§ **Records for this task**
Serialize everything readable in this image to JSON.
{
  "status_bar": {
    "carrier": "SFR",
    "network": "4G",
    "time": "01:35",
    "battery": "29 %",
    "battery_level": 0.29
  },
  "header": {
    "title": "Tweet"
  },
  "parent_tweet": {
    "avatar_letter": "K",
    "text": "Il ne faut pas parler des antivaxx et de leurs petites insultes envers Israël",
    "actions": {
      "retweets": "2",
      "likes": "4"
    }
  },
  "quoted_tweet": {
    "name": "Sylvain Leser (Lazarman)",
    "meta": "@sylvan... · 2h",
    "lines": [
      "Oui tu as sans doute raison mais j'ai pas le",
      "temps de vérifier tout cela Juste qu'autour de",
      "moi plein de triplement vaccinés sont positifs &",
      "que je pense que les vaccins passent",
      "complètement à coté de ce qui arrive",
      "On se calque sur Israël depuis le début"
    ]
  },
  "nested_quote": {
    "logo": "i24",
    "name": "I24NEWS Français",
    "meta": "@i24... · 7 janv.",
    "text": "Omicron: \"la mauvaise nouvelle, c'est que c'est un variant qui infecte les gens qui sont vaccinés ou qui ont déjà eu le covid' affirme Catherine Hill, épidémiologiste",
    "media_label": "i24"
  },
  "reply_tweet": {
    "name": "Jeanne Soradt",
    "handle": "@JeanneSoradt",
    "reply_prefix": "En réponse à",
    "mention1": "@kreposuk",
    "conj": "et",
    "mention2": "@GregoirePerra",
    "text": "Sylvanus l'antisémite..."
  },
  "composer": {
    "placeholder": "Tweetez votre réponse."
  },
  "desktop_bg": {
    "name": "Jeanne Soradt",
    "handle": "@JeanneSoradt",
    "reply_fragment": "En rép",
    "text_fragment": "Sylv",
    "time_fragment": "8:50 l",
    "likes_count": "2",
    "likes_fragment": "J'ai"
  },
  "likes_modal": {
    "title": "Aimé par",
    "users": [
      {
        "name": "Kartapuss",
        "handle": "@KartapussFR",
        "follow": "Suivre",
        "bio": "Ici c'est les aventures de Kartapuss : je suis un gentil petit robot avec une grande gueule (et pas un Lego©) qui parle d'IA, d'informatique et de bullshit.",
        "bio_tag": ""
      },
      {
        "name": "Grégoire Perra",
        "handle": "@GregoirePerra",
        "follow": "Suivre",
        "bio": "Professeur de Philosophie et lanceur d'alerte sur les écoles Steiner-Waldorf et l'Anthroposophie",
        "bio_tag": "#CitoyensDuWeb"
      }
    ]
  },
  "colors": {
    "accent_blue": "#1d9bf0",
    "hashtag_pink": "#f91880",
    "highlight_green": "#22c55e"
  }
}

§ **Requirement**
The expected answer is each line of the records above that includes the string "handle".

§ **Exercise answer**
    "handle": "@JeanneSoradt",
    "handle": "@JeanneSoradt",
        "handle": "@KartapussFR",
        "handle": "@GregoirePerra",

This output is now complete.